Bill de Blasio Confident About Pre-K Agenda After Meeting With Assembly Democrats

Bill de Blasio and Speaker Sheldon Silver at a de Blasio campaign event in October.

Bill de Blasio and Shelly Silver at a de Blasio campaign event in October.

If there were any lingering doubts that the Democratic-controlled State Assembly would get behind Bill de Blasio’s legislative agenda, they were dispelled today, according to the mayor-elect.

Mr. de Blasio met with Assembly Speaker Shelly Silver and his colleagues in downtown Manhattan this afternoon, netting their expected–but crucial–support.

“It was very warmly received by the assembly members,” Mr. de Blasio told reporters after the meeting. “We got a very clear vote of confidence from the assembly members in the room, a lot of energy, a lot of willingness to help us make this a reality.”

A centerpiece of his mayoral bid, Mr. de Blasio’s proposal calls for a tax hike on those making more than a half million dollars a year to fund expansive pre-K and after-school programs. Raising income taxes requires the approval of the State Legislature and critics have assailed Mr. de Blasio’s plan as quixotic because the State Senate, partially-controlled by Republicans, and Gov. Andrew Cuomo could torpedo the plan.

The political winds, however, may be shifting. As Mr. de Blasio noted again today, a Quinnipiac Poll last week showed the plan has broad support across the state, and Jeff Klein, a leader of the breakaway faction of Democrats governing the Senate with Republicans, has indicated he will back Mr. de Blasio’s proposal.

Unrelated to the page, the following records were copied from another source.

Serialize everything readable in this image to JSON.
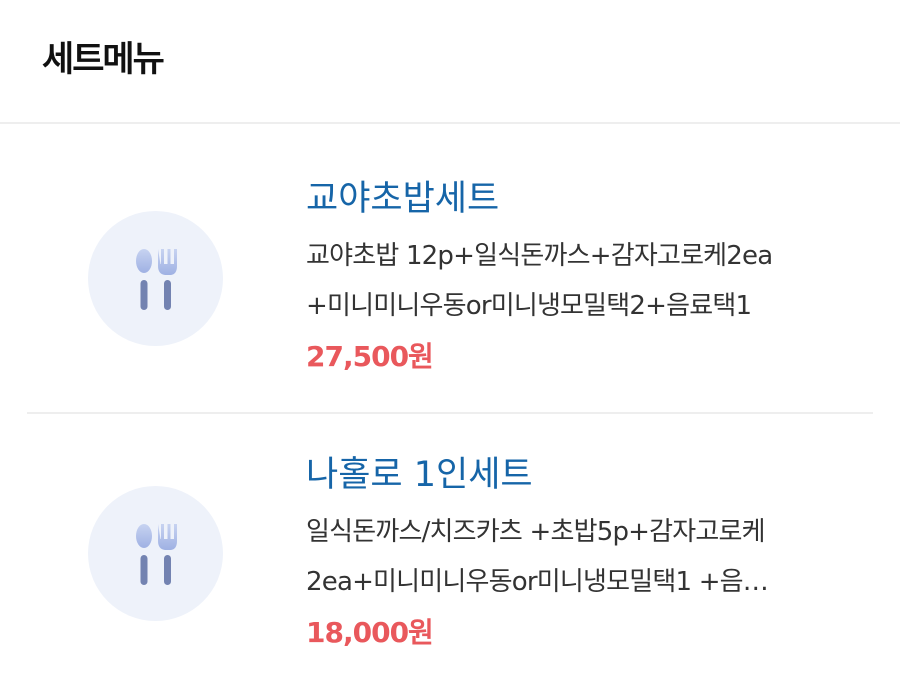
{
  "header": {
    "title": "세트메뉴"
  },
  "set_menu": {
    "items": [
      {
        "name": "교야초밥세트",
        "description_line1": "교야초밥 12p+일식돈까스+감자고로케2ea",
        "description_line2": "+미니미니우동or미니냉모밀택2+음료택1",
        "price": "27,500원",
        "icon": "utensils-icon"
      },
      {
        "name": "나홀로 1인세트",
        "description_line1": "일식돈까스/치즈카츠 +초밥5p+감자고로케",
        "description_line2": "2ea+미니미니우동or미니냉모밀택1 +음…",
        "price": "18,000원",
        "icon": "utensils-icon"
      }
    ]
  },
  "colors": {
    "name": "#1665a8",
    "price": "#e9585c",
    "icon_bg": "#eef2fa"
  }
}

“These are very powerful numbers that confirm what I felt for a long time, that we’re not only experiencing extraordinary support for this plan in New York City, which the election results make clear and all the polling make clear, but it goes well beyond New York City,” Mr. de Blasio said.

The mayor-elect also said he would unveil a “working group” that will focus on passing his plan in Albany in the coming days and promised a full campaign to bolster the proposal. His pitch to Republicans reluctant to raise taxes, Mr. de Blasio explained, would echo the pitch he gives everyone else.

“I’m gonna say to Republicans and to all New Yorkers that the public supports this for a reason,” he said. “The public of this city and this state understand that we are falling behind educationally, that a lot of our children are not given the education they need to succeed.”

Article continues below
More from Politics
Sen. Bob Gordon (c) with Mary Burdick on her 100th birthday.
Mary Burdick, Former Fair Lawn Mayor, Dies at 100